More good news from Orlando this morning. Nick Cafardo reports the Yankees do not believe they have a shot at signing Mike Lowell:
Yankees manager Joe Girardi and general manager Brian Cashman both commented yesterday that they will have to make a deal for a third baseman to replace Alex Rodriguez, the insinuation being that they expect Lowell, the top third baseman on the market after A-Rod, to stay put. …
Sources familiar with the Lowell negotiations indicate that the popular third baseman – who officially filed for free agency yesterday – would need a third year guaranteed, and if he gets it, he’s likely to take a hometown discount.
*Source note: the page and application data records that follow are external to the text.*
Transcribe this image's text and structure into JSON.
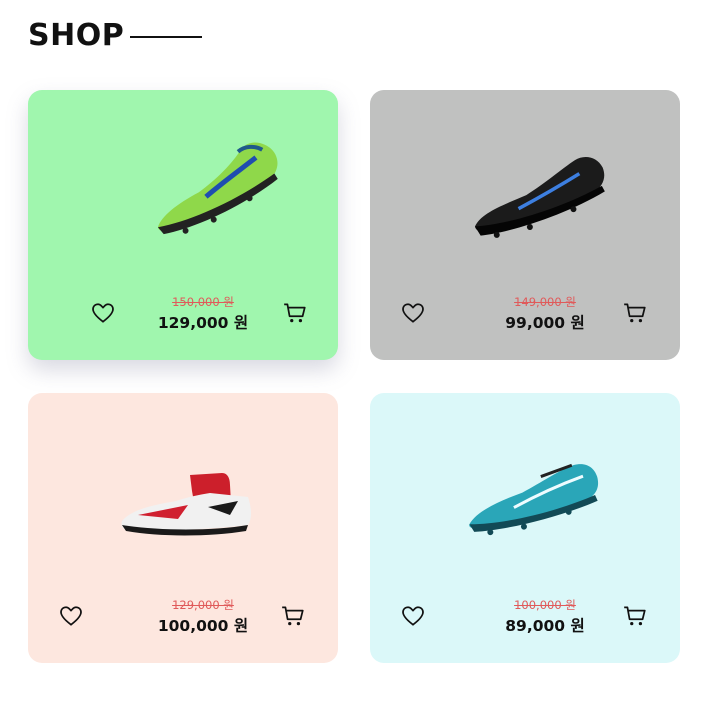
{
  "header": {
    "title": "SHOP"
  },
  "products": [
    {
      "bg": "#a0f6ae",
      "old_price": "150,000 원",
      "new_price": "129,000 원",
      "shoe_color": "lime-green"
    },
    {
      "bg": "#c0c1c0",
      "old_price": "149,000 원",
      "new_price": "99,000 원",
      "shoe_color": "black"
    },
    {
      "bg": "#fde7df",
      "old_price": "129,000 원",
      "new_price": "100,000 원",
      "shoe_color": "red-white"
    },
    {
      "bg": "#dbf8f9",
      "old_price": "100,000 원",
      "new_price": "89,000 원",
      "shoe_color": "teal-blue"
    }
  ],
  "icons": {
    "wishlist": "heart-icon",
    "cart": "shopping-cart-icon"
  }
}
Of course, it’s not a done deal yet, but this reminds me again how much different this front office is from the Red Sox management of my youth, when every offseason seemed to be rife with contention between free agents and then-General Manager Dan Duquette. Mo Vaughn, Roger Clemens, Jose Canseco and John Valentin — the four stars of the division-winning 1995 club — all had bitter, protracted offseason negotiations over the next two years.
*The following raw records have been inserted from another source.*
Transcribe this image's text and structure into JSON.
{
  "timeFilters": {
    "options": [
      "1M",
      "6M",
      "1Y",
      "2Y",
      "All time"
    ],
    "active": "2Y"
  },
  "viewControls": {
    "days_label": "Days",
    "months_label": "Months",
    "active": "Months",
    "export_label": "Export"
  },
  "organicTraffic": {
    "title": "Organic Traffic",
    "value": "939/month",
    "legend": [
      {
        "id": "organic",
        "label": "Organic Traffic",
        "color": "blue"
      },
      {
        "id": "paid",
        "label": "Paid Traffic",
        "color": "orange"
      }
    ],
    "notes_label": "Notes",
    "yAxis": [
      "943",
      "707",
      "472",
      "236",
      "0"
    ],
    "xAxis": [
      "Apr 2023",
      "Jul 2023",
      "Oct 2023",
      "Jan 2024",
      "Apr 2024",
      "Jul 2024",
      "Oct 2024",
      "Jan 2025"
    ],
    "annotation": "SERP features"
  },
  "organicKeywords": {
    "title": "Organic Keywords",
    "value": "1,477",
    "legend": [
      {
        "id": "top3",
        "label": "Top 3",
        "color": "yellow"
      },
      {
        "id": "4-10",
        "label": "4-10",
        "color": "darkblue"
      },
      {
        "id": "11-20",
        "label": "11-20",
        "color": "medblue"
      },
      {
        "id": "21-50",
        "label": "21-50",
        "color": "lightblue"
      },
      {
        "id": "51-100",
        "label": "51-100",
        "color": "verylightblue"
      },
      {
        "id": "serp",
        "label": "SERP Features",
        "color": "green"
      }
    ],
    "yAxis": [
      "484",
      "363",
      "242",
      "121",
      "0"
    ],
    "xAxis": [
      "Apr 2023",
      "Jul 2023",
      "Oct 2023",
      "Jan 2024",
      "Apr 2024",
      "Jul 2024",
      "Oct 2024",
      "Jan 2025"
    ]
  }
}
Aside from the consternation and frustration they caused the ticket-buying public, such negotiations left Boston a place where few star athletes wanted to come play. It’s to the credit of the current ownership group and Theo Epstein that players like Tim Wakefield, Curt Schilling and possibly even Mike Lowell are even willing to take discounts because they enjoy playing for the Red Sox so much.
Ten years ago, that was unthinkable.